Guitar amp problem (marshall 8080 valvestate)
I checked the net for an diagram and found one (two).
I bought and installed wrong resistors to places of R120, R118 and R96. It says 0ohm33 and I didnt really know what that ment, and I remembered when I was shopping that it was 33ohm0 and thought it to be a some kind of misspelling and because there was other 330ohm resistors I bought ones to these places.... After realising I changed the old ones back, and got hiss that gets louder-->growling (capacitors loading?) I know theres another thread on this, but it didnt answer my question... I just wanna know if the bigger if resistors might have caused some damage? (current going in the wrong way??) :cannotbe:
I readed the another thread and it sayed that the problem is in the power amp if turning the volume knob has no effect... and it doesnt.
I can`t get it figured out which component could have failed, and how to test all (transistors and op`s?)
I also changed all the pots, some capacitors, one is bit bigger than the original (C59, org=33uF and new =47uF...solen fast capacitor volts tested from the cap =400+v) and resistors, I inform here only the components that I know are bit wrong size, I know the other comps are correct, do these have any effect to other components?
I know people say that I started the repairing wrong and " you shouldnt change healthy components" but I just started to get in to these amps, and all that I learn comes from practice not from books.
I also wanted to change some parts to better components, not just to fix the amp, but like I sayed I messed it up.
I get the hiss and growl but my guitar doesn`t play at all from the amp. Please help, I`m pretty screwd with this amp

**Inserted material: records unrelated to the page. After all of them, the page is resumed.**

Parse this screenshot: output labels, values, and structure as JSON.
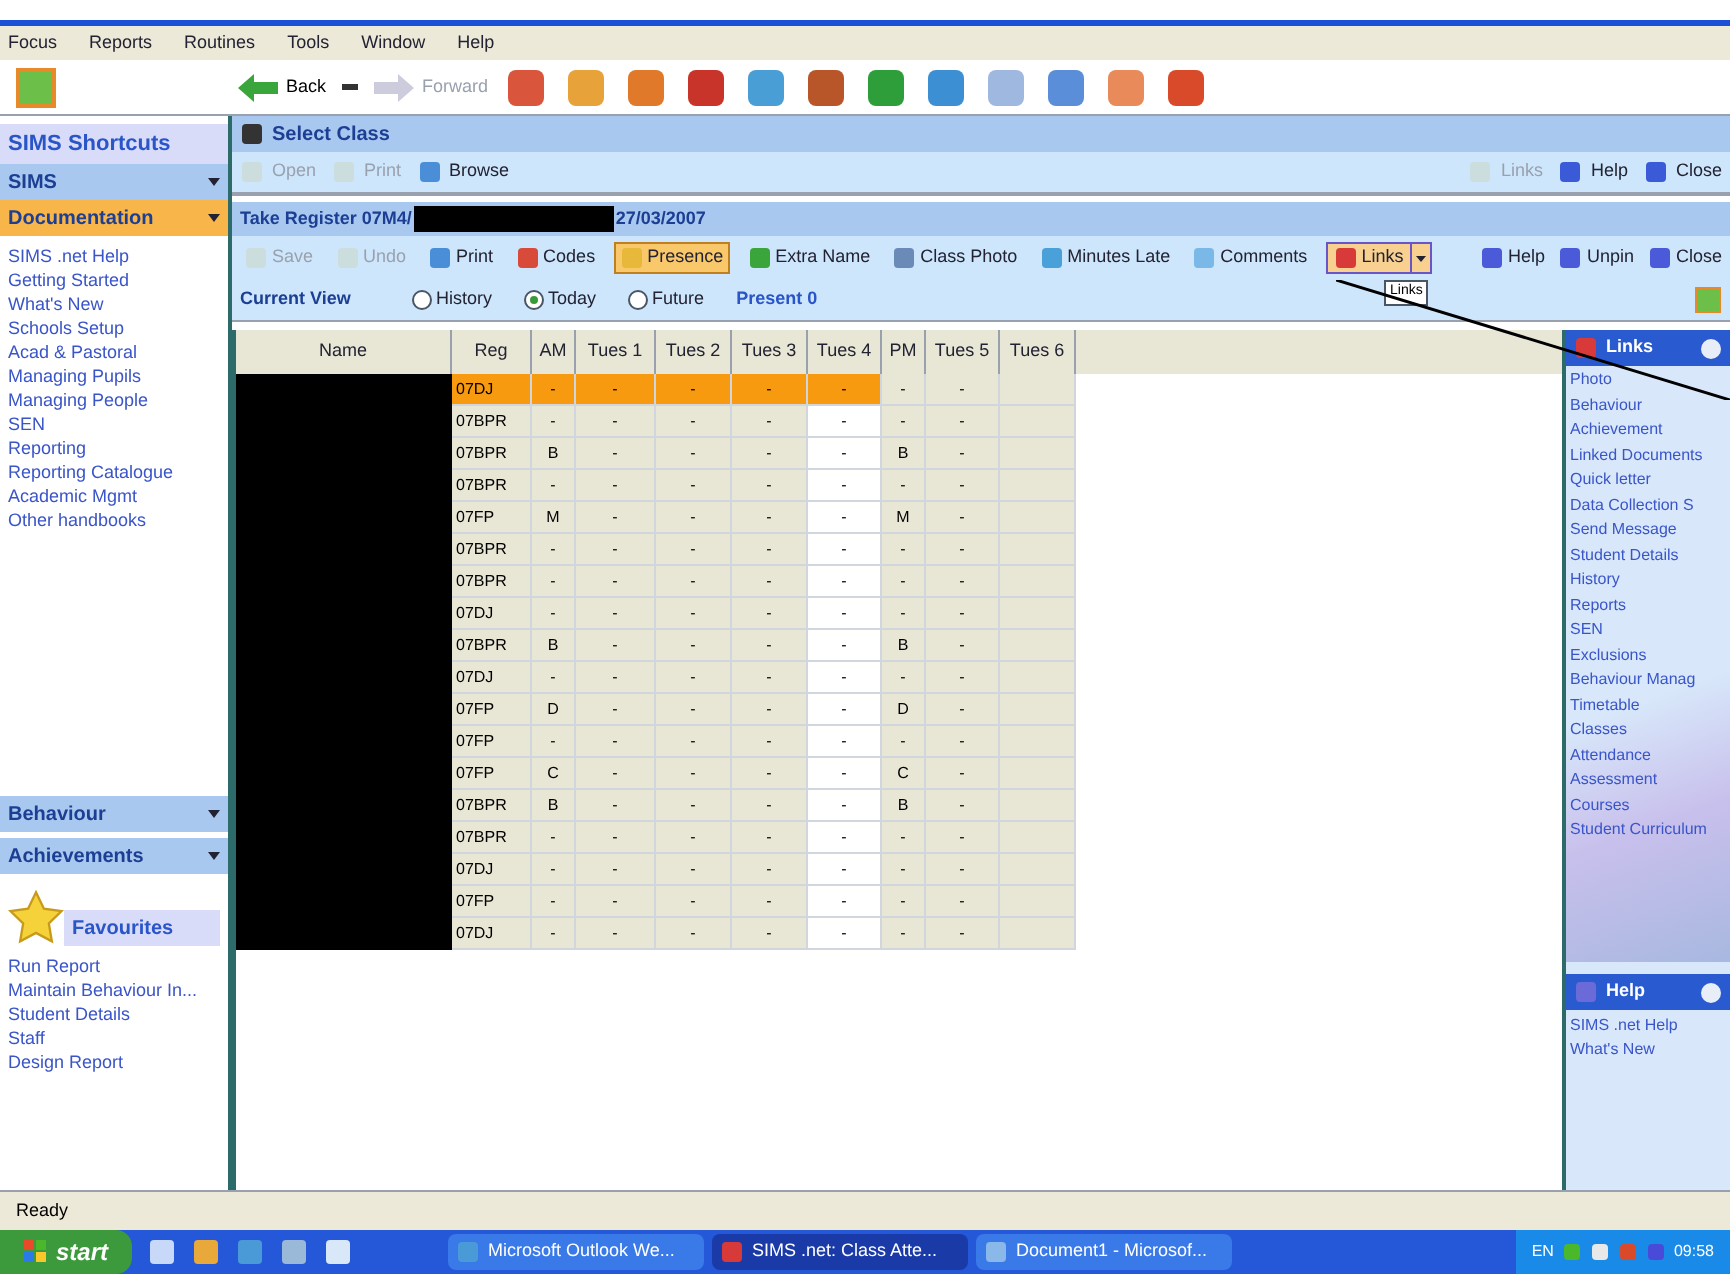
{
  "menu": [
    "Focus",
    "Reports",
    "Routines",
    "Tools",
    "Window",
    "Help"
  ],
  "nav": {
    "back": "Back",
    "forward": "Forward"
  },
  "sidebar": {
    "title": "SIMS Shortcuts",
    "groups": [
      {
        "label": "SIMS",
        "active": false
      },
      {
        "label": "Documentation",
        "active": true
      }
    ],
    "doc_links": [
      "SIMS .net Help",
      "Getting Started",
      "What's New",
      "Schools Setup",
      "Acad & Pastoral",
      "Managing Pupils",
      "Managing People",
      "SEN",
      "Reporting",
      "Reporting Catalogue",
      "Academic Mgmt",
      "Other handbooks"
    ],
    "bottom_groups": [
      {
        "label": "Behaviour",
        "active": false
      },
      {
        "label": "Achievements",
        "active": false
      }
    ],
    "favourites": {
      "title": "Favourites",
      "items": [
        "Run Report",
        "Maintain Behaviour In...",
        "Student Details",
        "Staff",
        "Design Report"
      ]
    }
  },
  "select_class": {
    "title": "Select Class",
    "tools": [
      {
        "label": "Open",
        "disabled": true
      },
      {
        "label": "Print",
        "disabled": true
      },
      {
        "label": "Browse",
        "disabled": false
      }
    ],
    "right_tools": [
      {
        "label": "Links",
        "disabled": true
      },
      {
        "label": "Help",
        "disabled": false
      },
      {
        "label": "Close",
        "disabled": false
      }
    ]
  },
  "register": {
    "title": "Take Register 07M4/",
    "date": "27/03/2007",
    "tools": [
      {
        "label": "Save",
        "disabled": true,
        "selected": false
      },
      {
        "label": "Undo",
        "disabled": true,
        "selected": false
      },
      {
        "label": "Print",
        "disabled": false,
        "selected": false
      },
      {
        "label": "Codes",
        "disabled": false,
        "selected": false
      },
      {
        "label": "Presence",
        "disabled": false,
        "selected": true
      },
      {
        "label": "Extra Name",
        "disabled": false,
        "selected": false
      },
      {
        "label": "Class Photo",
        "disabled": false,
        "selected": false
      },
      {
        "label": "Minutes Late",
        "disabled": false,
        "selected": false
      },
      {
        "label": "Comments",
        "disabled": false,
        "selected": false
      }
    ],
    "links_button": "Links",
    "tooltip": "Links",
    "right_tools": [
      "Help",
      "Unpin",
      "Close"
    ],
    "view_label": "Current View",
    "views": [
      {
        "label": "History",
        "selected": false
      },
      {
        "label": "Today",
        "selected": true
      },
      {
        "label": "Future",
        "selected": false
      }
    ],
    "present": "Present 0",
    "columns": [
      "Name",
      "Reg",
      "AM",
      "Tues 1",
      "Tues 2",
      "Tues 3",
      "Tues 4",
      "PM",
      "Tues 5",
      "Tues 6"
    ],
    "rows": [
      {
        "reg": "07DJ",
        "marks": [
          "-",
          "-",
          "-",
          "-",
          "-",
          "-",
          "-"
        ],
        "selected": true
      },
      {
        "reg": "07BPR",
        "marks": [
          "-",
          "-",
          "-",
          "-",
          "-",
          "-",
          "-"
        ],
        "selected": false
      },
      {
        "reg": "07BPR",
        "marks": [
          "B",
          "-",
          "-",
          "-",
          "-",
          "B",
          "-"
        ],
        "selected": false
      },
      {
        "reg": "07BPR",
        "marks": [
          "-",
          "-",
          "-",
          "-",
          "-",
          "-",
          "-"
        ],
        "selected": false
      },
      {
        "reg": "07FP",
        "marks": [
          "M",
          "-",
          "-",
          "-",
          "-",
          "M",
          "-"
        ],
        "selected": false
      },
      {
        "reg": "07BPR",
        "marks": [
          "-",
          "-",
          "-",
          "-",
          "-",
          "-",
          "-"
        ],
        "selected": false
      },
      {
        "reg": "07BPR",
        "marks": [
          "-",
          "-",
          "-",
          "-",
          "-",
          "-",
          "-"
        ],
        "selected": false
      },
      {
        "reg": "07DJ",
        "marks": [
          "-",
          "-",
          "-",
          "-",
          "-",
          "-",
          "-"
        ],
        "selected": false
      },
      {
        "reg": "07BPR",
        "marks": [
          "B",
          "-",
          "-",
          "-",
          "-",
          "B",
          "-"
        ],
        "selected": false
      },
      {
        "reg": "07DJ",
        "marks": [
          "-",
          "-",
          "-",
          "-",
          "-",
          "-",
          "-"
        ],
        "selected": false
      },
      {
        "reg": "07FP",
        "marks": [
          "D",
          "-",
          "-",
          "-",
          "-",
          "D",
          "-"
        ],
        "selected": false
      },
      {
        "reg": "07FP",
        "marks": [
          "-",
          "-",
          "-",
          "-",
          "-",
          "-",
          "-"
        ],
        "selected": false
      },
      {
        "reg": "07FP",
        "marks": [
          "C",
          "-",
          "-",
          "-",
          "-",
          "C",
          "-"
        ],
        "selected": false
      },
      {
        "reg": "07BPR",
        "marks": [
          "B",
          "-",
          "-",
          "-",
          "-",
          "B",
          "-"
        ],
        "selected": false
      },
      {
        "reg": "07BPR",
        "marks": [
          "-",
          "-",
          "-",
          "-",
          "-",
          "-",
          "-"
        ],
        "selected": false
      },
      {
        "reg": "07DJ",
        "marks": [
          "-",
          "-",
          "-",
          "-",
          "-",
          "-",
          "-"
        ],
        "selected": false
      },
      {
        "reg": "07FP",
        "marks": [
          "-",
          "-",
          "-",
          "-",
          "-",
          "-",
          "-"
        ],
        "selected": false
      },
      {
        "reg": "07DJ",
        "marks": [
          "-",
          "-",
          "-",
          "-",
          "-",
          "-",
          "-"
        ],
        "selected": false
      }
    ]
  },
  "links_panel": {
    "title": "Links",
    "items": [
      "Photo",
      "Behaviour",
      "Achievement",
      "Linked Documents",
      "Quick letter",
      "Data Collection S",
      "Send Message",
      "Student Details",
      "History",
      "Reports",
      "SEN",
      "Exclusions",
      "Behaviour Manag",
      "Timetable",
      "Classes",
      "Attendance",
      "Assessment",
      "Courses",
      "Student Curriculum"
    ]
  },
  "help_panel": {
    "title": "Help",
    "items": [
      "SIMS .net Help",
      "What's New"
    ]
  },
  "status_bar": "Ready",
  "taskbar": {
    "start": "start",
    "tasks": [
      {
        "label": "Microsoft Outlook We...",
        "selected": false
      },
      {
        "label": "SIMS .net: Class Atte...",
        "selected": true
      },
      {
        "label": "Document1 - Microsof...",
        "selected": false
      }
    ],
    "language": "EN",
    "time": "09:58"
  }
}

I attached one of the amp drawings, the power amp part, but if you can`t get it its: pc0689p.pdf and the other part is the same but without p-letter. They can be easily found in the net.
Hi mate, just reading your thread. Your resistors aren't would cause your current to flow in the worn way, that is diodes. They restrict the amount of voltage getting through, they dissipate it in heat... Say you have a 3.2V LED on a 24V circuit you need to lose 21.8V so you don't blow the LED. So you'd use a resistor to drop the voltage, you'd use Ohm's law to workout the size of the resistor needed to drop 21.8v normally a 2k2 (2200ohm resistor).

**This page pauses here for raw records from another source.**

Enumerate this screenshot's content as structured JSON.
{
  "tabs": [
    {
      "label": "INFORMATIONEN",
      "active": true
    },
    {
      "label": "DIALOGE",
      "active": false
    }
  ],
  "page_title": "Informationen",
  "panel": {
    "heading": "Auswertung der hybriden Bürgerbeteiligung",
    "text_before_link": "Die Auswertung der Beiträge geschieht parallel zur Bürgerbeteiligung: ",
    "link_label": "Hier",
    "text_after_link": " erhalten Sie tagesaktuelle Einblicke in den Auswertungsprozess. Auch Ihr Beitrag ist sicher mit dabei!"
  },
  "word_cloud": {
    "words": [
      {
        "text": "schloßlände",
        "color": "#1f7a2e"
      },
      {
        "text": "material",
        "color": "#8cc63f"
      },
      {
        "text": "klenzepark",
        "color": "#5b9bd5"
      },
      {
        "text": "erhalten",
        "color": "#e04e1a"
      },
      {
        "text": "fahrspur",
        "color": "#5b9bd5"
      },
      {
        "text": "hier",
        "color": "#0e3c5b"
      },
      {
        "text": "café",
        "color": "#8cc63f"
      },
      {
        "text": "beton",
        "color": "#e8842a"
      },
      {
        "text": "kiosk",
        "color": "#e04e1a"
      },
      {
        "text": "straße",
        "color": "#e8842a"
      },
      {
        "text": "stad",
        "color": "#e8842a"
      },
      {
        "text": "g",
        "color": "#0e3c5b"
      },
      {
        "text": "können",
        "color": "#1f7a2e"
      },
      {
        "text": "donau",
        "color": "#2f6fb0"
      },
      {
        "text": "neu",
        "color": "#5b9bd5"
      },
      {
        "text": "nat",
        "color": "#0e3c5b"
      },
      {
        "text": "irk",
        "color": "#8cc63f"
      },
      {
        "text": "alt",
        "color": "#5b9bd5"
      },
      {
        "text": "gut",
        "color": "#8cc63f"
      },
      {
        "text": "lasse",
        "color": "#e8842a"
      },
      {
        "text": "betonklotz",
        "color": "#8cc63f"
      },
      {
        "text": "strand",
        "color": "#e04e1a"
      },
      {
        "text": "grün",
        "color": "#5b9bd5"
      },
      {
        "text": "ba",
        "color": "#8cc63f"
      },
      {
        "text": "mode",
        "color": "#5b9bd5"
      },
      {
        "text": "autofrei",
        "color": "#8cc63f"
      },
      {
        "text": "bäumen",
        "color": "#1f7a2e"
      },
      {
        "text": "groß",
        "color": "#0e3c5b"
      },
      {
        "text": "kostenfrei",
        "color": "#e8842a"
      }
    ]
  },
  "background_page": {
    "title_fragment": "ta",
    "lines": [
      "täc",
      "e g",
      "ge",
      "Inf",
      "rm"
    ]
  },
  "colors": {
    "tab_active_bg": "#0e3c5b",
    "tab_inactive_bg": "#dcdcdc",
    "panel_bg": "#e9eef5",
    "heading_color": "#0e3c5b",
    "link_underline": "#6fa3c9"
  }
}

So that said, your resistors aren't responisble for the direction, however you said you weren't sure of the size this coukd have caused two problems.... excessive voltage drop which would mean not enough voltage getting to the device requiring it or not enough voltage drop causing too much voltage to reach the device and for a prolonged period damaging (more often than not irrepairable)
Not to be too harsh, but if you can not learn from a book how can you learn in front of a monitor (after all, these are words also)? Could you have blown components in your amp? Sure thing. You changed other components but will not say which? How would anyone be able to help without knowing all the changes you made?
I am sorry to say but you are out of your league here. Best to go take the amp to a tech and start with learning the basics of electronics before you go improving amps.
Well, since he posted this three years ago, one would hope it had been resolved one way or another by now.
|All times are GMT. The time now is 09:02 PM.|
vBulletin Optimisation provided by vB Optimise (Pro) - vBulletin Mods & Addons Copyright © 2013 DragonByte Technologies Ltd.
Copyright ©1999-2013 diyAudio